(Data entries)
────────

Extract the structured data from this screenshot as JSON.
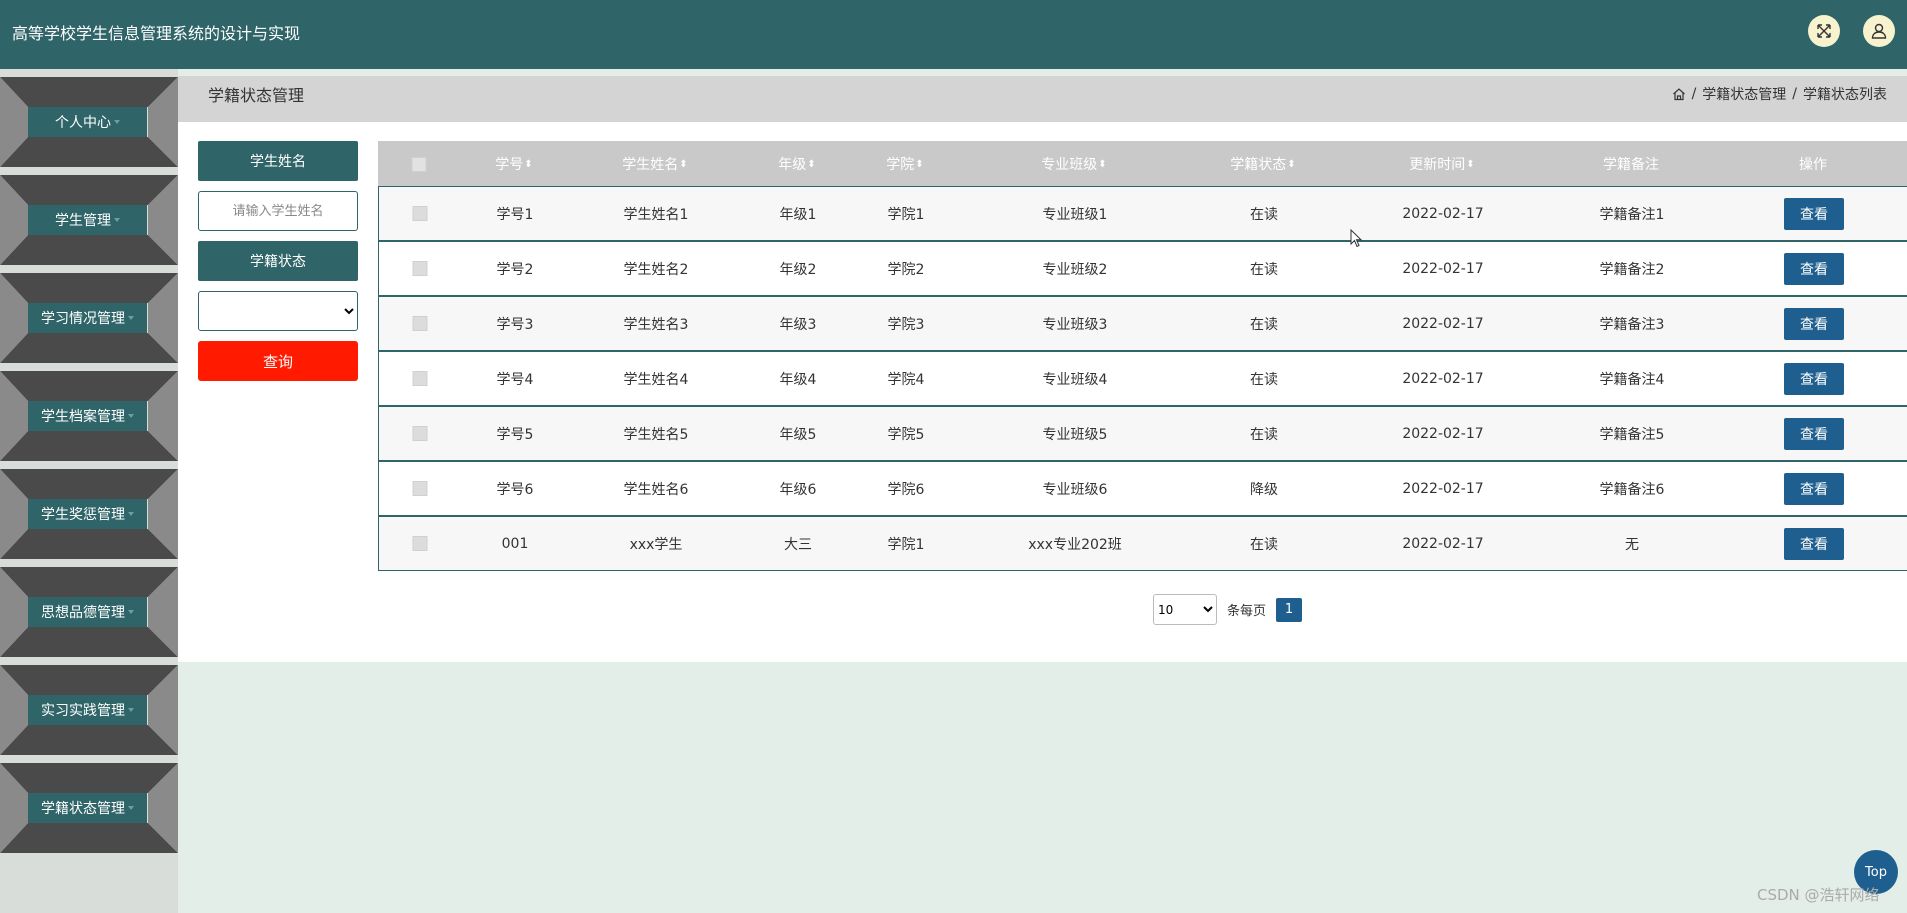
{
  "header": {
    "title": "高等学校学生信息管理系统的设计与实现",
    "fullscreen_icon": "fullscreen-icon",
    "user_icon": "user-icon",
    "colors": {
      "header_bg": "#2f6468",
      "icon_bg": "#f7f3cf"
    }
  },
  "sidebar": {
    "items": [
      {
        "label": "个人中心"
      },
      {
        "label": "学生管理"
      },
      {
        "label": "学习情况管理"
      },
      {
        "label": "学生档案管理"
      },
      {
        "label": "学生奖惩管理"
      },
      {
        "label": "思想品德管理"
      },
      {
        "label": "实习实践管理"
      },
      {
        "label": "学籍状态管理"
      }
    ]
  },
  "page": {
    "title": "学籍状态管理",
    "breadcrumb": [
      "学籍状态管理",
      "学籍状态列表"
    ],
    "breadcrumb_sep": "/"
  },
  "search": {
    "name_label": "学生姓名",
    "name_placeholder": "请输入学生姓名",
    "status_label": "学籍状态",
    "status_value": "",
    "query_label": "查询"
  },
  "table": {
    "columns": [
      "学号",
      "学生姓名",
      "年级",
      "学院",
      "专业班级",
      "学籍状态",
      "更新时间",
      "学籍备注",
      "操作"
    ],
    "rows": [
      [
        "学号1",
        "学生姓名1",
        "年级1",
        "学院1",
        "专业班级1",
        "在读",
        "2022-02-17",
        "学籍备注1"
      ],
      [
        "学号2",
        "学生姓名2",
        "年级2",
        "学院2",
        "专业班级2",
        "在读",
        "2022-02-17",
        "学籍备注2"
      ],
      [
        "学号3",
        "学生姓名3",
        "年级3",
        "学院3",
        "专业班级3",
        "在读",
        "2022-02-17",
        "学籍备注3"
      ],
      [
        "学号4",
        "学生姓名4",
        "年级4",
        "学院4",
        "专业班级4",
        "在读",
        "2022-02-17",
        "学籍备注4"
      ],
      [
        "学号5",
        "学生姓名5",
        "年级5",
        "学院5",
        "专业班级5",
        "在读",
        "2022-02-17",
        "学籍备注5"
      ],
      [
        "学号6",
        "学生姓名6",
        "年级6",
        "学院6",
        "专业班级6",
        "降级",
        "2022-02-17",
        "学籍备注6"
      ],
      [
        "001",
        "xxx学生",
        "大三",
        "学院1",
        "xxx专业202班",
        "在读",
        "2022-02-17",
        "无"
      ]
    ],
    "action_label": "查看"
  },
  "pagination": {
    "page_size": "10",
    "per_page_label": "条每页",
    "current_page": "1"
  },
  "back_to_top": "Top",
  "watermark": "CSDN @浩轩网络"
}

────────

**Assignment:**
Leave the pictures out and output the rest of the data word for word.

**Solution to the problem:**
Extract the structured data from this screenshot as JSON.
{
  "header": {
    "title": "高等学校学生信息管理系统的设计与实现",
    "fullscreen_icon": "fullscreen-icon",
    "user_icon": "user-icon",
    "colors": {
      "header_bg": "#2f6468",
      "icon_bg": "#f7f3cf"
    }
  },
  "sidebar": {
    "items": [
      {
        "label": "个人中心"
      },
      {
        "label": "学生管理"
      },
      {
        "label": "学习情况管理"
      },
      {
        "label": "学生档案管理"
      },
      {
        "label": "学生奖惩管理"
      },
      {
        "label": "思想品德管理"
      },
      {
        "label": "实习实践管理"
      },
      {
        "label": "学籍状态管理"
      }
    ]
  },
  "page": {
    "title": "学籍状态管理",
    "breadcrumb": [
      "学籍状态管理",
      "学籍状态列表"
    ],
    "breadcrumb_sep": "/"
  },
  "search": {
    "name_label": "学生姓名",
    "name_placeholder": "请输入学生姓名",
    "status_label": "学籍状态",
    "status_value": "",
    "query_label": "查询"
  },
  "table": {
    "columns": [
      "学号",
      "学生姓名",
      "年级",
      "学院",
      "专业班级",
      "学籍状态",
      "更新时间",
      "学籍备注",
      "操作"
    ],
    "rows": [
      [
        "学号1",
        "学生姓名1",
        "年级1",
        "学院1",
        "专业班级1",
        "在读",
        "2022-02-17",
        "学籍备注1"
      ],
      [
        "学号2",
        "学生姓名2",
        "年级2",
        "学院2",
        "专业班级2",
        "在读",
        "2022-02-17",
        "学籍备注2"
      ],
      [
        "学号3",
        "学生姓名3",
        "年级3",
        "学院3",
        "专业班级3",
        "在读",
        "2022-02-17",
        "学籍备注3"
      ],
      [
        "学号4",
        "学生姓名4",
        "年级4",
        "学院4",
        "专业班级4",
        "在读",
        "2022-02-17",
        "学籍备注4"
      ],
      [
        "学号5",
        "学生姓名5",
        "年级5",
        "学院5",
        "专业班级5",
        "在读",
        "2022-02-17",
        "学籍备注5"
      ],
      [
        "学号6",
        "学生姓名6",
        "年级6",
        "学院6",
        "专业班级6",
        "降级",
        "2022-02-17",
        "学籍备注6"
      ],
      [
        "001",
        "xxx学生",
        "大三",
        "学院1",
        "xxx专业202班",
        "在读",
        "2022-02-17",
        "无"
      ]
    ],
    "action_label": "查看"
  },
  "pagination": {
    "page_size": "10",
    "per_page_label": "条每页",
    "current_page": "1"
  },
  "back_to_top": "Top",
  "watermark": "CSDN @浩轩网络"
}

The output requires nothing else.